Exercise requirements -> Using "JSON" as the search string, find the matching lines below and copy them.

Dataset rows for apps and sites
◆ ◆ ◆ ◆ ◆ ◆ ◆
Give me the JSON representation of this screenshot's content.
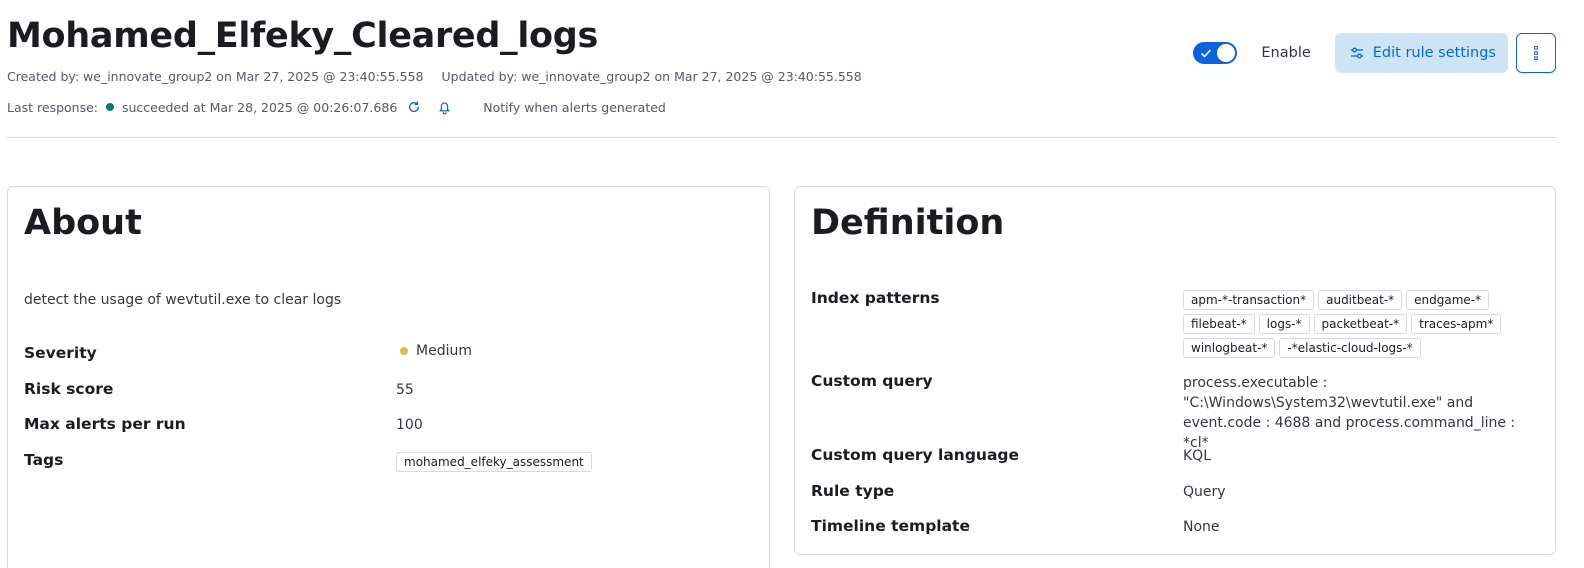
{
  "header": {
    "title": "Mohamed_Elfeky_Cleared_logs",
    "created": "Created by: we_innovate_group2 on Mar 27, 2025 @ 23:40:55.558",
    "updated": "Updated by: we_innovate_group2 on Mar 27, 2025 @ 23:40:55.558",
    "last_response_label": "Last response:",
    "last_response_value": "succeeded at Mar 28, 2025 @ 00:26:07.686",
    "notify_text": "Notify when alerts generated",
    "status_color": "#00806b"
  },
  "actions": {
    "enabled": true,
    "enable_label": "Enable",
    "edit_label": "Edit rule settings",
    "accent": "#0b64dd"
  },
  "about": {
    "title": "About",
    "description": "detect the usage of wevtutil.exe to clear logs",
    "severity_label": "Severity",
    "severity_value": "Medium",
    "severity_color": "#d6bf57",
    "risk_label": "Risk score",
    "risk_value": "55",
    "max_alerts_label": "Max alerts per run",
    "max_alerts_value": "100",
    "tags_label": "Tags",
    "tags": [
      "mohamed_elfeky_assessment"
    ]
  },
  "definition": {
    "title": "Definition",
    "index_label": "Index patterns",
    "index_patterns": [
      "apm-*-transaction*",
      "auditbeat-*",
      "endgame-*",
      "filebeat-*",
      "logs-*",
      "packetbeat-*",
      "traces-apm*",
      "winlogbeat-*",
      "-*elastic-cloud-logs-*"
    ],
    "query_label": "Custom query",
    "query_value": "process.executable : \"C:\\Windows\\System32\\wevtutil.exe\" and event.code : 4688 and process.command_line : *cl*",
    "query_lang_label": "Custom query language",
    "query_lang_value": "KQL",
    "rule_type_label": "Rule type",
    "rule_type_value": "Query",
    "timeline_label": "Timeline template",
    "timeline_value": "None"
  }
}
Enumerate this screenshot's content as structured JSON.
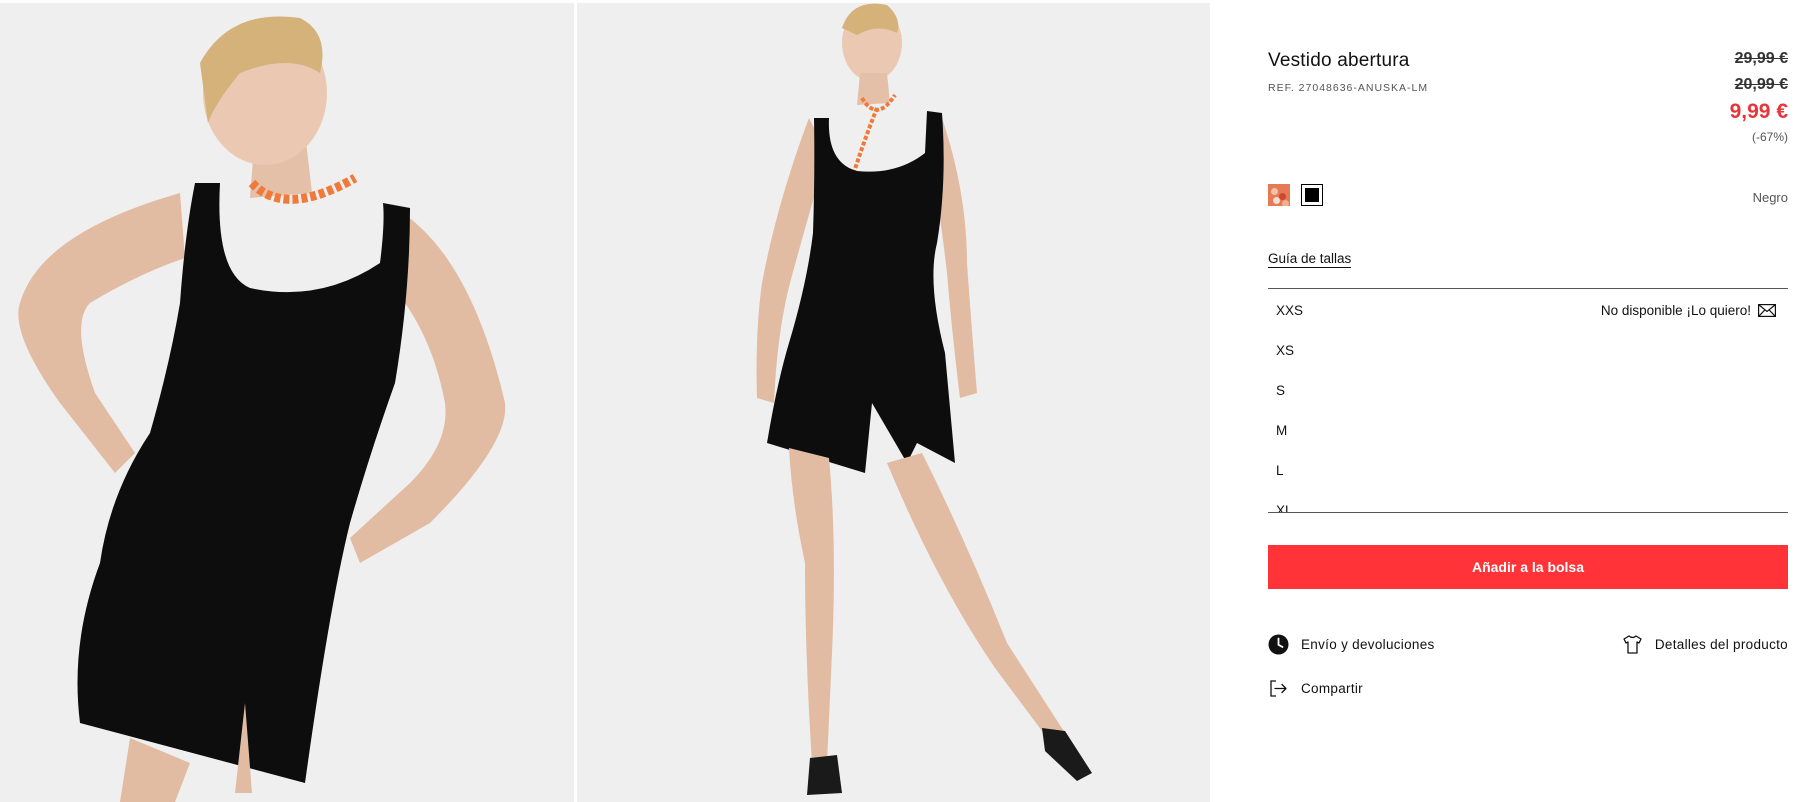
{
  "gallery": {
    "images": [
      {
        "alt": "Modelo con vestido negro, manos en la cintura"
      },
      {
        "alt": "Modelo de cuerpo entero con vestido negro"
      }
    ]
  },
  "product": {
    "title": "Vestido abertura",
    "ref": "REF. 27048636-ANUSKA-LM",
    "prices": {
      "original": "29,99 €",
      "previous": "20,99 €",
      "current": "9,99 €",
      "discount": "(-67%)"
    },
    "colors": {
      "options": [
        {
          "name": "estampado-icon",
          "swatch": "#e67a55"
        },
        {
          "name": "black-swatch-icon",
          "swatch": "#000000"
        }
      ],
      "selected_name": "Negro"
    },
    "size_guide_label": "Guía de tallas",
    "sizes": [
      {
        "label": "XXS",
        "status": "No disponible ¡Lo quiero!"
      },
      {
        "label": "XS",
        "status": ""
      },
      {
        "label": "S",
        "status": ""
      },
      {
        "label": "M",
        "status": ""
      },
      {
        "label": "L",
        "status": ""
      },
      {
        "label": "XL",
        "status": ""
      }
    ],
    "add_to_bag_label": "Añadir a la bolsa",
    "links": {
      "shipping": "Envío y devoluciones",
      "details": "Detalles del producto",
      "share": "Compartir"
    }
  },
  "colors": {
    "accent": "#ff3338",
    "sale": "#e8343b",
    "text": "#111111"
  }
}
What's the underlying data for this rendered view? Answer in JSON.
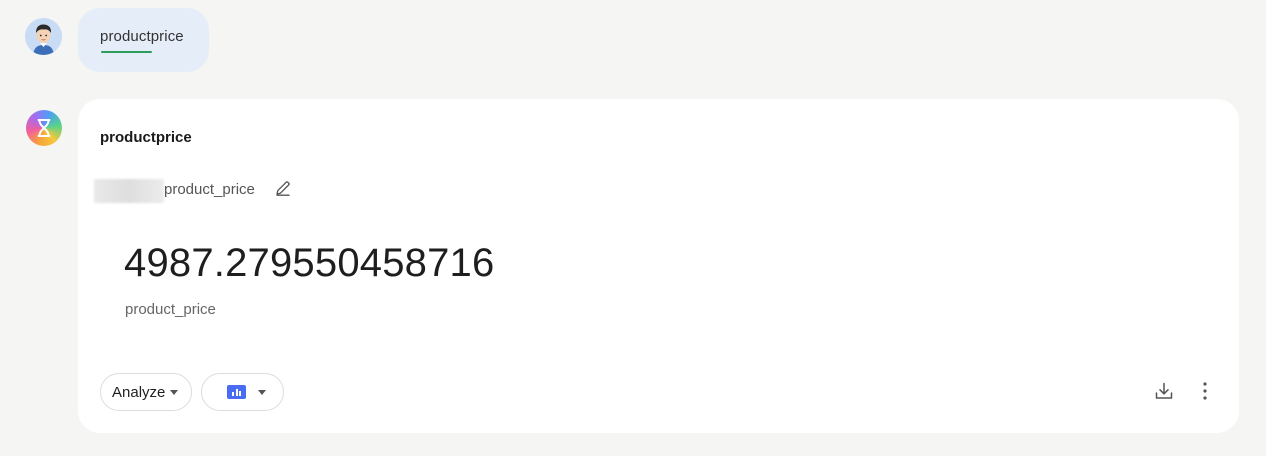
{
  "user_message": {
    "text": "productprice"
  },
  "response": {
    "title": "productprice",
    "field_name": "product_price",
    "value": "4987.279550458716",
    "value_label": "product_price",
    "analyze_button": "Analyze",
    "icons": {
      "edit": "pencil-icon",
      "chart": "bar-chart-icon",
      "download": "download-icon",
      "more": "more-vertical-icon"
    }
  },
  "colors": {
    "background": "#f5f5f4",
    "user_bubble": "#e5edf8",
    "underline": "#2e9d5b",
    "chart_icon": "#4a6cf2"
  }
}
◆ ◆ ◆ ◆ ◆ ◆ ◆
Answer box ->
Give me the JSON representation of this screenshot's content.
Enumerate this screenshot's content as structured JSON.
What's the underlying data for this rendered view? Answer in JSON.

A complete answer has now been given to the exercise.